Klomberg, R.(1);Kemos, P.(2);Chondrou, P.(2);Croft, N.(2);de Ridder, L.(1);

(1)Erasmus MC - Sophia Children's Hospital, Paediatric Gastroenterology, Rotterdam, The Netherlands;(2)Center for Immunobiology- Blizard Institute- Barts and the London School of Medicine- Queen Mary University of London, Paediatric gastroenterology, London, United Kingdom;


In addition to development of complicated disease behavior itself, children with Inflammatory Bowel Disease (IBD) are at risk of several complications, including malignancies, severe sepsis, or venous thrombosis, which can ultimately even cause death.

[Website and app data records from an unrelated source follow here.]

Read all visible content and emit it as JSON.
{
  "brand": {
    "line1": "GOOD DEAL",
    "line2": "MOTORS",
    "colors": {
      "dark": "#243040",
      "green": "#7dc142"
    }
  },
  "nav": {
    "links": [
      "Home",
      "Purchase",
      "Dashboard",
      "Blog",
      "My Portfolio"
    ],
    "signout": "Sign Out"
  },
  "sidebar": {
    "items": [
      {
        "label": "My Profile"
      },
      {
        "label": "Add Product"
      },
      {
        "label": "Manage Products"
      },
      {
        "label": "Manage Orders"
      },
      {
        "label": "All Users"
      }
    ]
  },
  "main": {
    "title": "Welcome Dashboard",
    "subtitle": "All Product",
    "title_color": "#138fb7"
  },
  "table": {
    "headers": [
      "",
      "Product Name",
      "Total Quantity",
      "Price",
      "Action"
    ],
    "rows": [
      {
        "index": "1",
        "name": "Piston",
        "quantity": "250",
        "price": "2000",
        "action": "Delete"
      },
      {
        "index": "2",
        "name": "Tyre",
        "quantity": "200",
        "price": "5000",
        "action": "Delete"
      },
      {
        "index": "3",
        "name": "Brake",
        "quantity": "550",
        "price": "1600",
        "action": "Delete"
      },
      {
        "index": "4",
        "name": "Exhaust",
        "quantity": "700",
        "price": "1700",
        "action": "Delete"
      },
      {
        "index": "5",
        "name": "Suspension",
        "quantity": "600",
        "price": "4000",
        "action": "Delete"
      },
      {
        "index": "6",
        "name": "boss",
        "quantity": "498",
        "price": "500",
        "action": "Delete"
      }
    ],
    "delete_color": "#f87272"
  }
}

Due of the rareness of these events, little evidence exists on underlying causes and risk factors, and little experience with these events in clinics hampers development of management guidelines.


In the ongoing international PIBD-SETQuality Safety Registry, participating paediatric gastroenterologists monthly completed an electronic survey since September 2016. In this survey, they indicated whether or not they had seen any predefined rare and severe complication of paediatric IBD (PIBD) or related treatment in a PIBD patient <19 years. In an annual denominator survey, participants also reported the number of PIBD patients under their care. Together with the duration of participation, this number was used to calculate incidence rates of each complication in the registry. Upon report of a complication, specific follow-up forms were sent, collecting patient demographics, complication details (diagnostics, management, outcome) and IBD details (Paris classification, disease severity, IBD treatment).


From September 2016 to October 2021, the registry reached an all-time number of 222 participants. Currently, 139 paediatric gastroenterologists actively report from 127 international pediatric IBD centers in 30 countries, covering a total of 23,239 PIBD patients. The average duration of participation per center was 39.7 (IQR (29 – 55) months, resulting in a total study population of 65,099 patient-years. In total, 245 complications were reported, including 78 classified as other rare and severe complications (Figure 1). Incidence rates for some complications (e.g. renal failure, venous thrombosis, opportunistic infection) were relatively increased, while other complications, (e.g. hemophagocytic lymphohistiocytosis (HLH)) were rare. Among reported malignancies were Hodgkin lymphoma (n = 6) and hepatosplenic T-cell lymphoma (n = 2). Causes of death were IBD-related in 73% of cases and included cancer (n=2), cerebrosinus venous thrombosis (n=2) and severe sepsis (n=2).


After 5 years of international collaboration of more than 200 PIBD specialists, the Safety Registry project has confirmed several complications in PIBD have increased incidence over the general paediatric population. HLH and HSTCL were rarely reported. Clinical phenotyping of patients has resulted in better understanding of underlying aetiologies and outcome of complications. Ultimately, in partnership with PIBD experts, this project will develop and share management guidelines to improve patient care.